1/3 soy sauce

1/2 teaspoon ground ginger

Wrap a water chestnut half with chicken liver. wrap that tightly with bacon and secure with a toothpick. It will stay together better if you are careful to make sure the toothpick goes through the water chestnut. Repeat until all the bacon is gone. Mix soy sauce and ginger together and marinate the rumaki in the soy sauce mixture in the refrigerator for 30 minutes to an hour.

Pre heat oven to 375 degrees F.

This recipe will make 2 batches, since the rumaki should be spaced out on a baking tray so it doesn't touch.

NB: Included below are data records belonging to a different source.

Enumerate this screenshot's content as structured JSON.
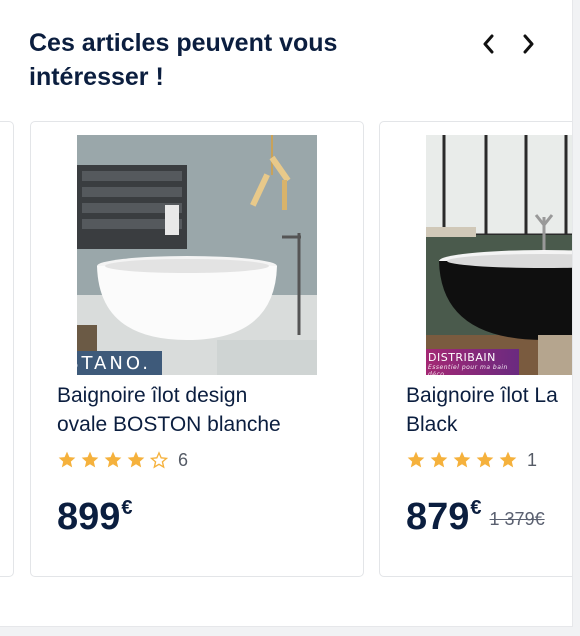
{
  "section": {
    "title": "Ces articles peuvent vous intéresser !"
  },
  "navigation": {
    "prev_icon": "chevron-left-icon",
    "next_icon": "chevron-right-icon"
  },
  "colors": {
    "title": "#0b1e3f",
    "star": "#f5b13c",
    "star_empty": "#f5b13c",
    "stano_tag": "#3e5a7a",
    "distribain_tag": "#b12771"
  },
  "products": [
    {
      "brand": "STANO.",
      "name_line1": "Baignoire îlot design",
      "name_line2": "ovale BOSTON blanche",
      "rating": 4,
      "rating_max": 5,
      "review_count": "6",
      "price_int": "899",
      "price_currency": "€"
    },
    {
      "brand": "DISTRIBAIN",
      "brand_tagline": "Essentiel pour ma bain déco",
      "name_line1": "Baignoire îlot La",
      "name_line2": "Black",
      "rating": 5,
      "rating_max": 5,
      "review_count": "1",
      "price_int": "879",
      "price_currency": "€",
      "old_price": "1 379€"
    }
  ]
}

Bake each batch about 25 minutes.

A woman is like a tea bag - you can't tell how strong she is until you put her in hot water.
~Eleanor Roosevelt~

Friday, January 7, 2011

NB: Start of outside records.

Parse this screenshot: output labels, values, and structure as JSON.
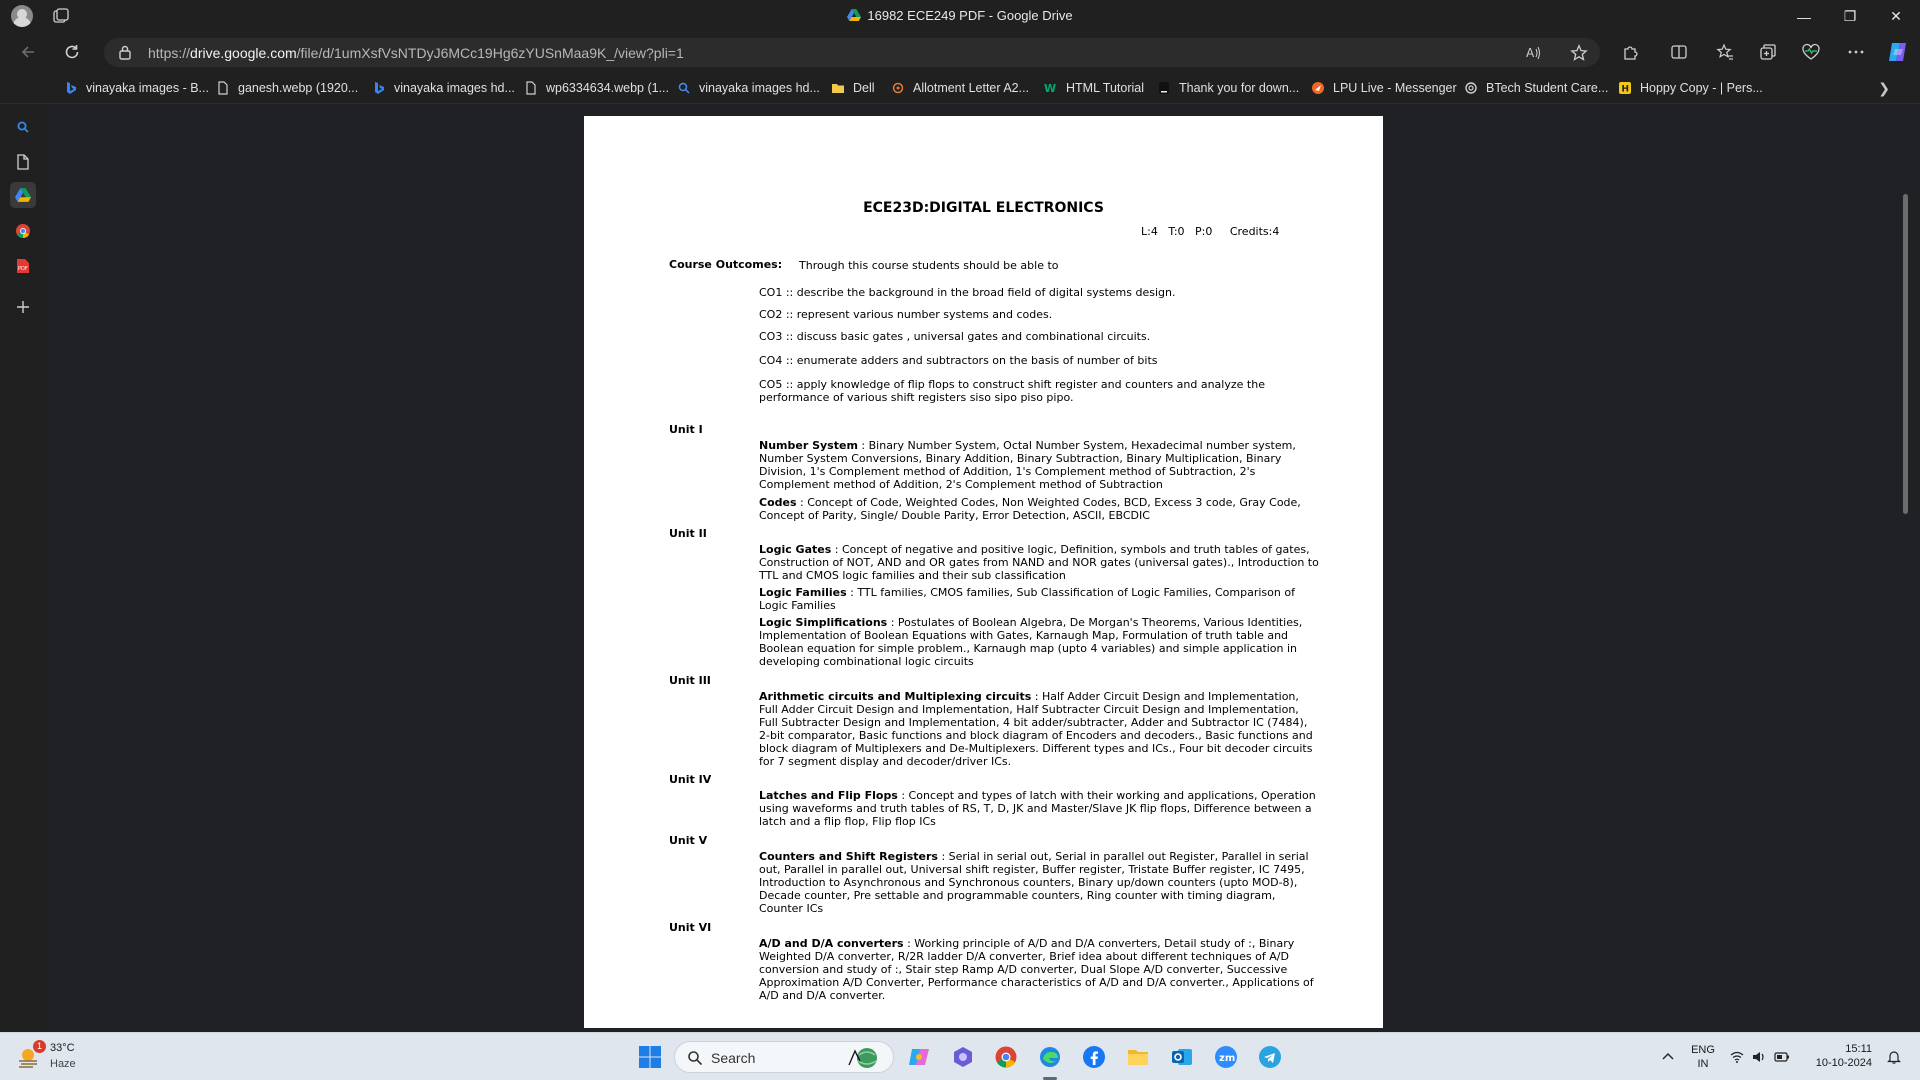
{
  "window": {
    "title": "16982 ECE249 PDF - Google Drive",
    "controls": {
      "minimize": "—",
      "restore": "❐",
      "close": "✕"
    }
  },
  "address_bar": {
    "url_prefix": "https://",
    "url_host": "drive.google.com",
    "url_path": "/file/d/1umXsfVsNTDyJ6MCc19Hg6zYUSnMaa9K_/view?pli=1"
  },
  "bookmarks": [
    {
      "label": "vinayaka images - B...",
      "icon": "bing-icon",
      "color": "#3b82f6"
    },
    {
      "label": "ganesh.webp (1920...",
      "icon": "file-icon",
      "color": "#d0d0d0"
    },
    {
      "label": "vinayaka images hd...",
      "icon": "bing-icon",
      "color": "#3b82f6"
    },
    {
      "label": "wp6334634.webp (1...",
      "icon": "file-icon",
      "color": "#d0d0d0"
    },
    {
      "label": "vinayaka images hd...",
      "icon": "search-icon",
      "color": "#4c8bf5"
    },
    {
      "label": "Dell",
      "icon": "folder-icon",
      "color": "#f2c94c"
    },
    {
      "label": "Allotment Letter A2...",
      "icon": "globe-icon",
      "color": "#e07a3a"
    },
    {
      "label": "HTML Tutorial",
      "icon": "w3schools-icon",
      "color": "#04aa6d"
    },
    {
      "label": "Thank you for down...",
      "icon": "page-icon",
      "color": "#111111"
    },
    {
      "label": "LPU Live - Messenger",
      "icon": "lpu-icon",
      "color": "#f26522"
    },
    {
      "label": "BTech Student Care...",
      "icon": "openai-icon",
      "color": "#d0d0d0"
    },
    {
      "label": "Hoppy Copy - | Pers...",
      "icon": "hoppy-icon",
      "color": "#f5c518"
    }
  ],
  "document": {
    "title": "ECE23D:DIGITAL ELECTRONICS",
    "ltp": "L:4   T:0   P:0     Credits:4",
    "course_outcomes_heading": "Course Outcomes:",
    "course_outcomes_intro": "Through this course students should be able to",
    "outcomes": [
      "CO1 :: describe the background in the broad field of digital systems design.",
      "CO2 :: represent various number systems and codes.",
      "CO3 :: discuss basic gates , universal gates and combinational circuits.",
      "CO4 :: enumerate adders and subtractors on the basis of number of bits",
      "CO5 :: apply  knowledge of flip flops to construct shift register and counters and analyze the performance of various shift registers siso sipo piso pipo."
    ],
    "units": [
      {
        "label": "Unit I"
      },
      {
        "label": "Unit II"
      },
      {
        "label": "Unit III"
      },
      {
        "label": "Unit IV"
      },
      {
        "label": "Unit V"
      },
      {
        "label": "Unit VI"
      }
    ],
    "topics": [
      {
        "head": "Number System",
        "text": " : Binary Number System, Octal Number System, Hexadecimal number system, Number System Conversions, Binary Addition, Binary Subtraction, Binary Multiplication, Binary Division, 1's Complement method of Addition, 1's Complement method of Subtraction, 2's Complement method of Addition, 2's Complement method of Subtraction"
      },
      {
        "head": "Codes",
        "text": " : Concept of Code, Weighted Codes, Non Weighted Codes, BCD, Excess 3 code, Gray Code, Concept of Parity, Single/ Double Parity, Error Detection, ASCII, EBCDIC"
      },
      {
        "head": "Logic Gates",
        "text": " : Concept of negative and positive logic, Definition, symbols and truth tables of gates, Construction of NOT, AND and OR gates from NAND and NOR gates (universal gates)., Introduction to TTL and CMOS logic families and their sub classification"
      },
      {
        "head": "Logic Families",
        "text": " : TTL families, CMOS families, Sub Classification of Logic Families, Comparison of Logic Families"
      },
      {
        "head": "Logic Simplifications",
        "text": " : Postulates of Boolean Algebra, De Morgan's Theorems, Various Identities, Implementation of Boolean Equations with Gates, Karnaugh Map, Formulation of truth table and Boolean equation for simple problem., Karnaugh map (upto 4 variables) and simple application in developing combinational logic circuits"
      },
      {
        "head": "Arithmetic circuits and Multiplexing circuits",
        "text": " : Half Adder Circuit Design and Implementation, Full Adder Circuit Design and Implementation, Half Subtracter Circuit Design and Implementation, Full Subtracter Design and Implementation, 4 bit adder/subtracter, Adder and Subtractor IC (7484), 2-bit comparator, Basic functions and block diagram of Encoders and decoders., Basic functions and block diagram of Multiplexers and De-Multiplexers. Different types and ICs., Four bit decoder circuits for 7 segment display and decoder/driver ICs."
      },
      {
        "head": "Latches and Flip Flops",
        "text": " : Concept and types of latch with their working and applications, Operation using waveforms and truth tables of RS, T, D, JK and Master/Slave JK flip flops, Difference between a latch and a flip flop, Flip flop ICs"
      },
      {
        "head": "Counters and Shift Registers",
        "text": " : Serial in serial out, Serial in parallel out Register, Parallel in serial out, Parallel in parallel out, Universal shift register, Buffer register, Tristate Buffer register, IC 7495, Introduction to Asynchronous and Synchronous counters, Binary up/down counters (upto MOD-8), Decade counter, Pre settable and programmable counters, Ring counter with timing diagram, Counter ICs"
      },
      {
        "head": "A/D and D/A converters",
        "text": " : Working principle of A/D and D/A converters, Detail study of :, Binary Weighted D/A converter, R/2R ladder D/A converter, Brief idea about different techniques of A/D conversion and study of :, Stair step Ramp A/D converter, Dual Slope A/D converter, Successive Approximation A/D Converter, Performance characteristics of A/D and D/A converter., Applications of A/D and D/A converter."
      }
    ]
  },
  "taskbar": {
    "weather_badge": "1",
    "temperature": "33°C",
    "condition": "Haze",
    "search_label": "Search",
    "language_line1": "ENG",
    "language_line2": "IN",
    "time": "15:11",
    "date": "10-10-2024"
  }
}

Happy National Hot Tea Month

Just yesterday, I discovered that January is National Hot Tea Month in the United States. Any excuse for a celebration will do (DH is away in Austin at an archeology conference, and I decided that Blaze and I should have some fun, too ).

Last night, Blaze used some of the wax left over from the ice candles we made last month to make a candle out of a thrift store teacup.

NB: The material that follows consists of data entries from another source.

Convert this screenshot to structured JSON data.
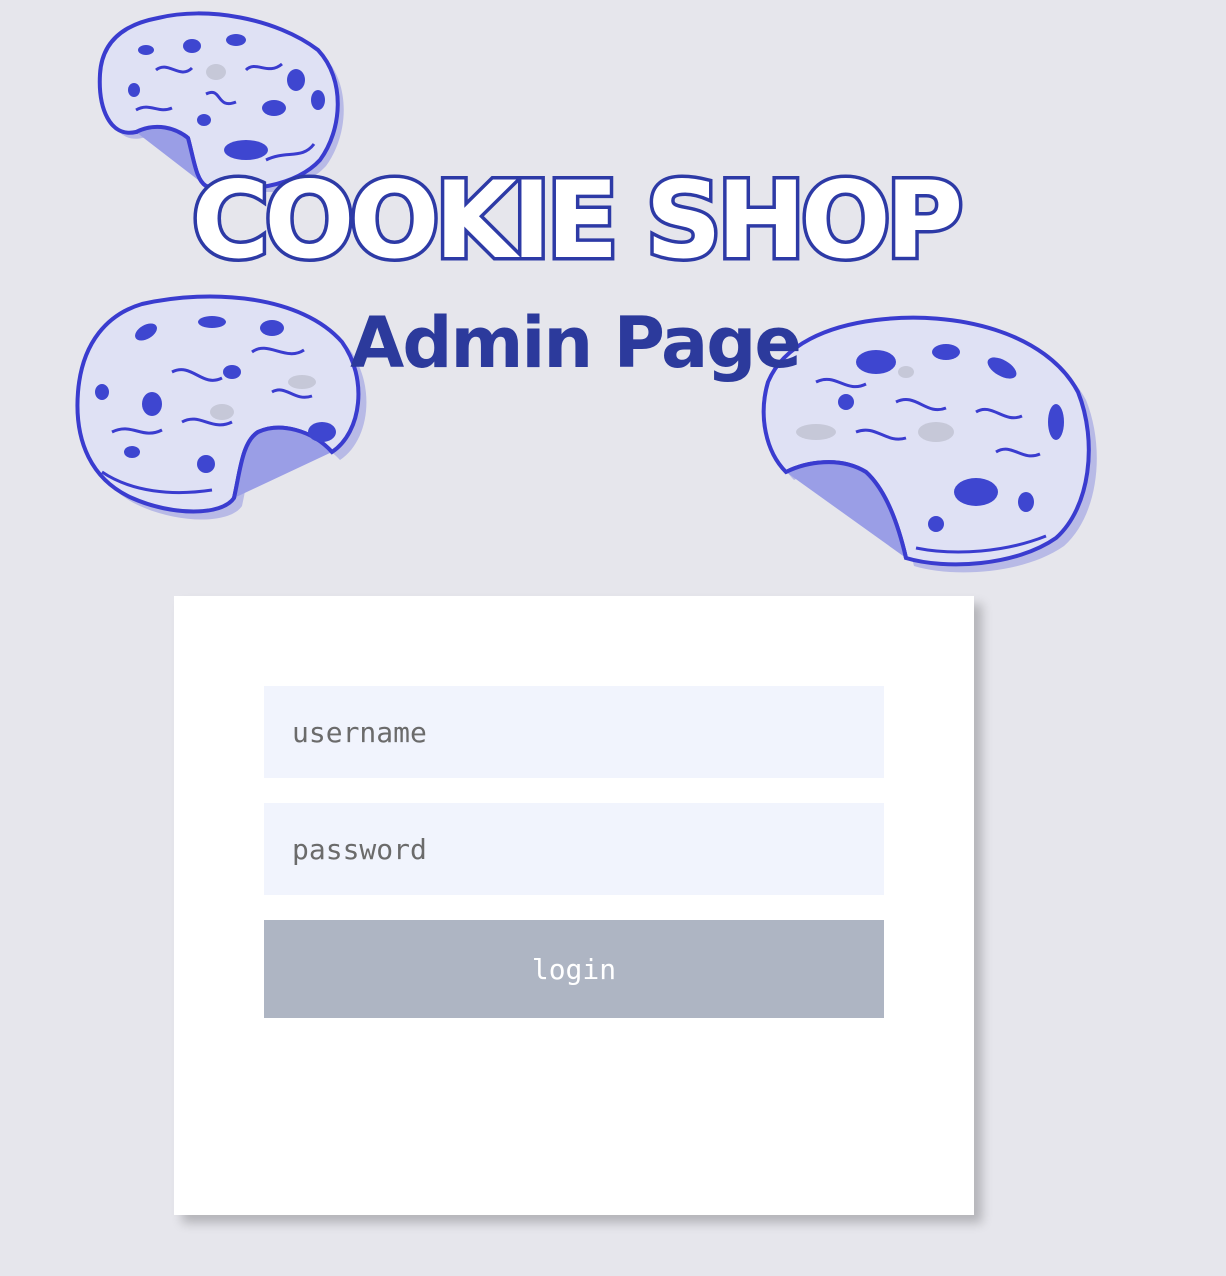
{
  "header": {
    "title": "COOKIE SHOP",
    "subtitle": "Admin Page"
  },
  "login_form": {
    "username_placeholder": "username",
    "password_placeholder": "password",
    "login_label": "login"
  },
  "decorations": {
    "cookie_icon": "bitten-cookie-icon"
  },
  "colors": {
    "background": "#e6e6ec",
    "brand_blue": "#2d3aa6",
    "input_background": "#f1f4fd",
    "button_background": "#aeb5c3"
  }
}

We are already thinking ahead to Valentine's Day, because the teacup candle is going to be his Valentine gift for Nika, but today the candle was the centerpiece for our tea party.


Our Tea Party Menu

Regular deviled eggs

Deviled eggs with smoked salmon

Watercress sandwiches


Baby carrots

Cream puffs with sliced strawberries

Sweetened green tea with lemon


I have read in a couple different places recently, that deviled eggs are back in style, so here is my very easy recipe:


Deviled Eggs

7 hard boiled eggs

3 Tablespoons mayonnaise

1 1/2 teaspoons of prepared yellow mustard

1/4 teaspoon salt

a dash of freshly ground black pepper

paprika for dusting

Remove the shell from hard boiled eggs and slice the eggs in-half lengthwise. Remove the yolks into a small mixing bowl. Add mayonnaise, mustard, salt and pepper to the yolks. Mash and stir the york mixture with a fork until smooth ( I found the immersion blender attachment for our hand-mixer does this really well, too). One pair of egg halve is really there just so there is a generous amount of yolk filling. At this point you may eat those two yourself, feed them to a child or pet who is whining about being hungry, or save them for another recipe. There is enough filling for 12 egg halves, which can be filled using a pastry bag or a teaspoon. For classic deviled eggs, sprinkle each egg with paprika after it is filled.

I filled half of the eggs in the classic style and then for the other half I added some chopped chives to the filling, placed a small amount of filling in each half egg, added a small piece of smoked salmon, and more filling on top. Then I garnish them with chives.

Serving the deviled eggs on a bed of lettuce not only makes a pretty presentation, it keeps them from slipping around on the plate.

A little tea time reading from an 1881 copy of St. Nicholas Magazine:






I'm not sure, but tea may be the beverage with the most songs written about it:

Crafty Crow